A Dec. 3, 2014 Los Angeles Times article is entitled: “To prevent or reverse obesity and its ills, timing may be everything.”


Posted in Newsletter, Toronto | Leave a comment

Evans-Pritchard did a good job of exploring a particular “closed system of thought”

In a previous post, I’ve discussed an overview of the career of Sherry B. Ortner, an anthropologist that I learned about through reading work by another anthropologist, Marjorie Harness Goodwin. In this post, I will discuss another overview, about another anthropologist.

Photo from antique show at Cloverdale Mall, Toronto, 2014. Reunions have to do with things that happened in the past. Jaan Pill photo

Ortner has studied the anthropology of the Sherpas of Nepal, the life stories of a 1950s New Jersey high school class, and the American independent film industry.


Goodwin has studied cliques of popular girls in American elementary schools.

Cliques are a part of life; they occur at all ages; among other things, they offer a particular means whereby agency is manifested in everyday life.

Means exist whereby the influence of cliques can be modulated, and can be directed toward goals that benefit the public good, assuming that there is a belief that such a thing as “the public good” exists.

What’s an example, in this context, of a “means whereby”?

By way of a small example, if you’re having a meeting to make a decision, or to share information, you can ensure that each person at the meeting has an equal say, and gets to speak roughly the same amount of time as every other person at the meeting.

Search function now available at this website

Photo from antiques display, Cloverdale Mall, Toronto, 2014. Jaan Pill photo

I’ve added a search function to my website, so that you can locate posts in which I’ve discussed anthropology or any other topic. Anthropology is a topic, among others, that I write about mainly to organize my own thinking. When I want to bring substantial numbers of visitors to my website, I write about other topics such as reflections by Graeme Decarie or the history of the Marlborough golf club.

It was because I wanted to do background reading related to a high school reunion, that I’m helping to organize, that I came across work by Goodwin and Ortner. Whenever I’m involved with the organizing of a project, I like to do as much background research, about relevant topics, as time permits.
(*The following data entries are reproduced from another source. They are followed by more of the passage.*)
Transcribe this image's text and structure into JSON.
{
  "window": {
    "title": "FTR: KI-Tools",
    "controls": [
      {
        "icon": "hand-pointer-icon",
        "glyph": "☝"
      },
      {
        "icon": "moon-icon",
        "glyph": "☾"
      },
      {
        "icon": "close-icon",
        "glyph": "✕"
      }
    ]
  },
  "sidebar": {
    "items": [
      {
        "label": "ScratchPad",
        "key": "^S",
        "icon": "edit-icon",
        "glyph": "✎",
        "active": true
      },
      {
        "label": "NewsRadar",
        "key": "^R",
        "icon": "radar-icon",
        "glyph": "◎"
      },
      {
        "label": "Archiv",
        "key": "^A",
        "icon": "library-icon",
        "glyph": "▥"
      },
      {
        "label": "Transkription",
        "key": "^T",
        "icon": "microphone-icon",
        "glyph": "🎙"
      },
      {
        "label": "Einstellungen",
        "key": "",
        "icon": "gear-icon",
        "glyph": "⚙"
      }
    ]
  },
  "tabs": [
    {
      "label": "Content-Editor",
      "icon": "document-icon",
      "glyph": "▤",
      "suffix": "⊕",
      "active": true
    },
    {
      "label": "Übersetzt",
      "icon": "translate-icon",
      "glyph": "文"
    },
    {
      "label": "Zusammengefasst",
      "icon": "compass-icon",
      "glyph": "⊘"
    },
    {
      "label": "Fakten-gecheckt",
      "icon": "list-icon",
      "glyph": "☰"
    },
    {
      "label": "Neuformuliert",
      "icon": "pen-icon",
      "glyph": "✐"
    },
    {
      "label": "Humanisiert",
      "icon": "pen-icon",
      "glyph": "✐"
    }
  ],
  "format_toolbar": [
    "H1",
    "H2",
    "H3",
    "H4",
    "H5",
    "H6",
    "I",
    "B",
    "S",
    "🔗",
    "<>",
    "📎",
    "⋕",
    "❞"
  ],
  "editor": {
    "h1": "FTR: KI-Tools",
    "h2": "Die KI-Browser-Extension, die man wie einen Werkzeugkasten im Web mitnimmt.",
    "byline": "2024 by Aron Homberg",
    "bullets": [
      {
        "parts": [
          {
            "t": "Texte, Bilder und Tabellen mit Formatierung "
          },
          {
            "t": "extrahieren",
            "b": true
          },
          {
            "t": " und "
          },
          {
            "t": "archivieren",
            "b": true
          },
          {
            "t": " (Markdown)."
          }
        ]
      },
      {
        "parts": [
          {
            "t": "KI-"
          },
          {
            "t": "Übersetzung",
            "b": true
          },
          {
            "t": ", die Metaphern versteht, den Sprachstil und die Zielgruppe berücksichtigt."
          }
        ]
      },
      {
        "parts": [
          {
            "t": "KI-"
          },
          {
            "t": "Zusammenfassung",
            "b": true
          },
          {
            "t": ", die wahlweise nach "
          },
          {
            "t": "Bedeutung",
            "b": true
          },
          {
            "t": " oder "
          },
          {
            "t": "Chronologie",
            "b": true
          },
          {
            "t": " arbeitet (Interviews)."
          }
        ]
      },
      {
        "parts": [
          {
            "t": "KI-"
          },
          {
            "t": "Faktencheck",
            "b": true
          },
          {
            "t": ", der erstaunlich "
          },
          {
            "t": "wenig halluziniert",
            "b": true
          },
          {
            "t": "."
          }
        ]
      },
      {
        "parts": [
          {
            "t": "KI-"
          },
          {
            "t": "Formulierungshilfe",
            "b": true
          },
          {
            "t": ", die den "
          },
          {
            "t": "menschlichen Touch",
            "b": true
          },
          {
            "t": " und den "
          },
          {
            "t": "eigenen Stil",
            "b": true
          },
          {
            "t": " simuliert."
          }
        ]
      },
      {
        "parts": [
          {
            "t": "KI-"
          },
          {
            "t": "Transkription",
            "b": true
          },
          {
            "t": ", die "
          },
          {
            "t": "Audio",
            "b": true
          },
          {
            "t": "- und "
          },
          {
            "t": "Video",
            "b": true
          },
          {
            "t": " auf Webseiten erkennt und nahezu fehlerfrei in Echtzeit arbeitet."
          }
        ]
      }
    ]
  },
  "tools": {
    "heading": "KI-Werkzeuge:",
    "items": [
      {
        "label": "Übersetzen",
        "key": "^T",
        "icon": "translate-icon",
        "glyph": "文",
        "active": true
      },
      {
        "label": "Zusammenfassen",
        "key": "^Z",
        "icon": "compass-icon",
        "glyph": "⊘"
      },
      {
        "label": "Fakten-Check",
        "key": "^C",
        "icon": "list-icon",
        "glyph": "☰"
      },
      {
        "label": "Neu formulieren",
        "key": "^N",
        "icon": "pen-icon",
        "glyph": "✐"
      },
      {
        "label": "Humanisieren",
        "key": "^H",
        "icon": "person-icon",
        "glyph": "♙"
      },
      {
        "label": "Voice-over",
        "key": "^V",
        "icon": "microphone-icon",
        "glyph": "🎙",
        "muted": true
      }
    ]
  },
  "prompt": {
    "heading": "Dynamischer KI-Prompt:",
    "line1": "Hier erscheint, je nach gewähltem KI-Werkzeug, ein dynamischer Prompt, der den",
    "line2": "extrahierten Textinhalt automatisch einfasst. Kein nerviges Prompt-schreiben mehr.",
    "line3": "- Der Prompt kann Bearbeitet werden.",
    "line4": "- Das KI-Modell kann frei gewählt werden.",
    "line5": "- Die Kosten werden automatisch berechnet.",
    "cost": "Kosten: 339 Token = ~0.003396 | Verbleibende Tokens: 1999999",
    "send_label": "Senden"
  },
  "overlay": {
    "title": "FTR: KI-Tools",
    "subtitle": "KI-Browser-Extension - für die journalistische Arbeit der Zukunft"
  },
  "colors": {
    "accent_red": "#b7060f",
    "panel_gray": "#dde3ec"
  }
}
I like to do my homework, that is to say.

E.E. Evans-Pritchard (1910-89)

A book entitled Fifty Key Anthropologists (2011) includes blurbs or overviews regarding, among others, E.E. Evans-Pritchard.

The main thing that stays in mind, in my reading of the overview, in the latter text, about Evans-Pritchard, is that he is described as having done a good job of exploring what he called a “closed system of thought,” in a particular society. In this context, he describes a situation in which all things that could not be explained on the basis of empirical evidence were explained by other means – such as witchcraft.

The expression “closed systems of thought” is described, in the overview, as probably derived from the work of Karl Popper. It is noted that the insights shared by Evans-Pritchard “have informed a number of political and philosophical discussions about Marxism, Freudianism, and many forms of religious thought” (p. 58).


Posted in Historiography, Newsletter, Toronto | Leave a comment